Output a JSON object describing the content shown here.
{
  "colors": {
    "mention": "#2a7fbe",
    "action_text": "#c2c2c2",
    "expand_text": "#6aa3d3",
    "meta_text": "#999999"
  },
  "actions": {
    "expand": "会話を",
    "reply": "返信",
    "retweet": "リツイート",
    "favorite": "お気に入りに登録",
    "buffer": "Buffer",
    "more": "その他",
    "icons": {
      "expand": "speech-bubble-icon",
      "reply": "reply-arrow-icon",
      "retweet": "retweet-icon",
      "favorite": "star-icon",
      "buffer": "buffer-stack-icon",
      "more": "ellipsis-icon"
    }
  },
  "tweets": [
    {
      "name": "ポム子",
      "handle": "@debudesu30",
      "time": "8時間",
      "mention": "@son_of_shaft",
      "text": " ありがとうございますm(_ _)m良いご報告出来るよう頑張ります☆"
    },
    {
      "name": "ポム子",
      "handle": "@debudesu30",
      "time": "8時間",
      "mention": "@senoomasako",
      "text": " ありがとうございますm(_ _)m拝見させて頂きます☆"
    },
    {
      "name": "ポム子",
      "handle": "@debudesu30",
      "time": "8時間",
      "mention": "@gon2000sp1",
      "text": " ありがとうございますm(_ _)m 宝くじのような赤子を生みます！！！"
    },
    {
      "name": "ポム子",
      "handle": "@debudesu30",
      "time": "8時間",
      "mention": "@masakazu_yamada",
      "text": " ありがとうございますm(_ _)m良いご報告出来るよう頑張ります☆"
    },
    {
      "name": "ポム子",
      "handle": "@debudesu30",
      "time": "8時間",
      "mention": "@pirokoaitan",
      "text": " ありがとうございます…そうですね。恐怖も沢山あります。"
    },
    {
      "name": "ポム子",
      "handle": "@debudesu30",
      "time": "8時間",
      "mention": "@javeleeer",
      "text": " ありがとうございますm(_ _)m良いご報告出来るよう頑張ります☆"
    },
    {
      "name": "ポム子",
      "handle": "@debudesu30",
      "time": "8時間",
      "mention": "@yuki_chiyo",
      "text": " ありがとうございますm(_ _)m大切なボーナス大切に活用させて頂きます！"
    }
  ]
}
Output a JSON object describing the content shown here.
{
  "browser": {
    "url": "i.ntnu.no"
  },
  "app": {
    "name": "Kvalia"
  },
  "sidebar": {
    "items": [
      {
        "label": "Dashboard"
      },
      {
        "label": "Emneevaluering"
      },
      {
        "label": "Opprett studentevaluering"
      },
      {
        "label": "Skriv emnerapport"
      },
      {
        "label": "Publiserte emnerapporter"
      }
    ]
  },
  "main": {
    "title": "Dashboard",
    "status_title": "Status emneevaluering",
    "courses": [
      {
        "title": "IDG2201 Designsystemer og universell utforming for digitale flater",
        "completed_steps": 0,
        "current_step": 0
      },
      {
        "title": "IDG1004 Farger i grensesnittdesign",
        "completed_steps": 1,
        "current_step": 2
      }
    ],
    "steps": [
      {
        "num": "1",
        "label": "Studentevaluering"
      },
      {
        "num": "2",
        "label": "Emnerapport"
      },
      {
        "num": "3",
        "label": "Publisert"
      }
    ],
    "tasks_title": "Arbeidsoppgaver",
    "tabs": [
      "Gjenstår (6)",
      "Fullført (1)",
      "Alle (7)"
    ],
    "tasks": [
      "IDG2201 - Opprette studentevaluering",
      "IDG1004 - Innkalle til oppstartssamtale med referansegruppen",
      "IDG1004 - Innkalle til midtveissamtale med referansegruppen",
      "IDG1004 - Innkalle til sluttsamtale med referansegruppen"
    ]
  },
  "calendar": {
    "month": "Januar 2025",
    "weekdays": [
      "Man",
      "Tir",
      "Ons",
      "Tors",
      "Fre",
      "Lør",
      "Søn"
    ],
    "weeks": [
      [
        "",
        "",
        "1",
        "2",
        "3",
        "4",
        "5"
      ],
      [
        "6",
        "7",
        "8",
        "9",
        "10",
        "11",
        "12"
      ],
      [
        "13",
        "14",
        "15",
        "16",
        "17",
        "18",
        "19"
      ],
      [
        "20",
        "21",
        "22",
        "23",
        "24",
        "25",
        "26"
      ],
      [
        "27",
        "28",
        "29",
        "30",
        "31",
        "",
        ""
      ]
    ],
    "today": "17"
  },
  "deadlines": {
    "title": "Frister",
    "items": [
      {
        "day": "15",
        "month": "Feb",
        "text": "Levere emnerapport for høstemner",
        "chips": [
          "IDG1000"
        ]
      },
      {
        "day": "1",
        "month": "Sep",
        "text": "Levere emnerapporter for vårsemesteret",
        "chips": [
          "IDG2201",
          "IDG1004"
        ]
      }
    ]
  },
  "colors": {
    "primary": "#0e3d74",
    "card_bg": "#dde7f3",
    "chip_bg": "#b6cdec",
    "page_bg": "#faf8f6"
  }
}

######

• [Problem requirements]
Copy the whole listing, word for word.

• [Response box]
Output a JSON object describing the content shown here.
{
  "colors": {
    "mention": "#2a7fbe",
    "action_text": "#c2c2c2",
    "expand_text": "#6aa3d3",
    "meta_text": "#999999"
  },
  "actions": {
    "expand": "会話を",
    "reply": "返信",
    "retweet": "リツイート",
    "favorite": "お気に入りに登録",
    "buffer": "Buffer",
    "more": "その他",
    "icons": {
      "expand": "speech-bubble-icon",
      "reply": "reply-arrow-icon",
      "retweet": "retweet-icon",
      "favorite": "star-icon",
      "buffer": "buffer-stack-icon",
      "more": "ellipsis-icon"
    }
  },
  "tweets": [
    {
      "name": "ポム子",
      "handle": "@debudesu30",
      "time": "8時間",
      "mention": "@son_of_shaft",
      "text": " ありがとうございますm(_ _)m良いご報告出来るよう頑張ります☆"
    },
    {
      "name": "ポム子",
      "handle": "@debudesu30",
      "time": "8時間",
      "mention": "@senoomasako",
      "text": " ありがとうございますm(_ _)m拝見させて頂きます☆"
    },
    {
      "name": "ポム子",
      "handle": "@debudesu30",
      "time": "8時間",
      "mention": "@gon2000sp1",
      "text": " ありがとうございますm(_ _)m 宝くじのような赤子を生みます！！！"
    },
    {
      "name": "ポム子",
      "handle": "@debudesu30",
      "time": "8時間",
      "mention": "@masakazu_yamada",
      "text": " ありがとうございますm(_ _)m良いご報告出来るよう頑張ります☆"
    },
    {
      "name": "ポム子",
      "handle": "@debudesu30",
      "time": "8時間",
      "mention": "@pirokoaitan",
      "text": " ありがとうございます…そうですね。恐怖も沢山あります。"
    },
    {
      "name": "ポム子",
      "handle": "@debudesu30",
      "time": "8時間",
      "mention": "@javeleeer",
      "text": " ありがとうございますm(_ _)m良いご報告出来るよう頑張ります☆"
    },
    {
      "name": "ポム子",
      "handle": "@debudesu30",
      "time": "8時間",
      "mention": "@yuki_chiyo",
      "text": " ありがとうございますm(_ _)m大切なボーナス大切に活用させて頂きます！"
    }
  ]
}
Output a JSON object describing the content shown here.
{
  "browser": {
    "url": "i.ntnu.no"
  },
  "app": {
    "name": "Kvalia"
  },
  "sidebar": {
    "items": [
      {
        "label": "Dashboard"
      },
      {
        "label": "Emneevaluering"
      },
      {
        "label": "Opprett studentevaluering"
      },
      {
        "label": "Skriv emnerapport"
      },
      {
        "label": "Publiserte emnerapporter"
      }
    ]
  },
  "main": {
    "title": "Dashboard",
    "status_title": "Status emneevaluering",
    "courses": [
      {
        "title": "IDG2201 Designsystemer og universell utforming for digitale flater",
        "completed_steps": 0,
        "current_step": 0
      },
      {
        "title": "IDG1004 Farger i grensesnittdesign",
        "completed_steps": 1,
        "current_step": 2
      }
    ],
    "steps": [
      {
        "num": "1",
        "label": "Studentevaluering"
      },
      {
        "num": "2",
        "label": "Emnerapport"
      },
      {
        "num": "3",
        "label": "Publisert"
      }
    ],
    "tasks_title": "Arbeidsoppgaver",
    "tabs": [
      "Gjenstår (6)",
      "Fullført (1)",
      "Alle (7)"
    ],
    "tasks": [
      "IDG2201 - Opprette studentevaluering",
      "IDG1004 - Innkalle til oppstartssamtale med referansegruppen",
      "IDG1004 - Innkalle til midtveissamtale med referansegruppen",
      "IDG1004 - Innkalle til sluttsamtale med referansegruppen"
    ]
  },
  "calendar": {
    "month": "Januar 2025",
    "weekdays": [
      "Man",
      "Tir",
      "Ons",
      "Tors",
      "Fre",
      "Lør",
      "Søn"
    ],
    "weeks": [
      [
        "",
        "",
        "1",
        "2",
        "3",
        "4",
        "5"
      ],
      [
        "6",
        "7",
        "8",
        "9",
        "10",
        "11",
        "12"
      ],
      [
        "13",
        "14",
        "15",
        "16",
        "17",
        "18",
        "19"
      ],
      [
        "20",
        "21",
        "22",
        "23",
        "24",
        "25",
        "26"
      ],
      [
        "27",
        "28",
        "29",
        "30",
        "31",
        "",
        ""
      ]
    ],
    "today": "17"
  },
  "deadlines": {
    "title": "Frister",
    "items": [
      {
        "day": "15",
        "month": "Feb",
        "text": "Levere emnerapport for høstemner",
        "chips": [
          "IDG1000"
        ]
      },
      {
        "day": "1",
        "month": "Sep",
        "text": "Levere emnerapporter for vårsemesteret",
        "chips": [
          "IDG2201",
          "IDG1004"
        ]
      }
    ]
  },
  "colors": {
    "primary": "#0e3d74",
    "card_bg": "#dde7f3",
    "chip_bg": "#b6cdec",
    "page_bg": "#faf8f6"
  }
}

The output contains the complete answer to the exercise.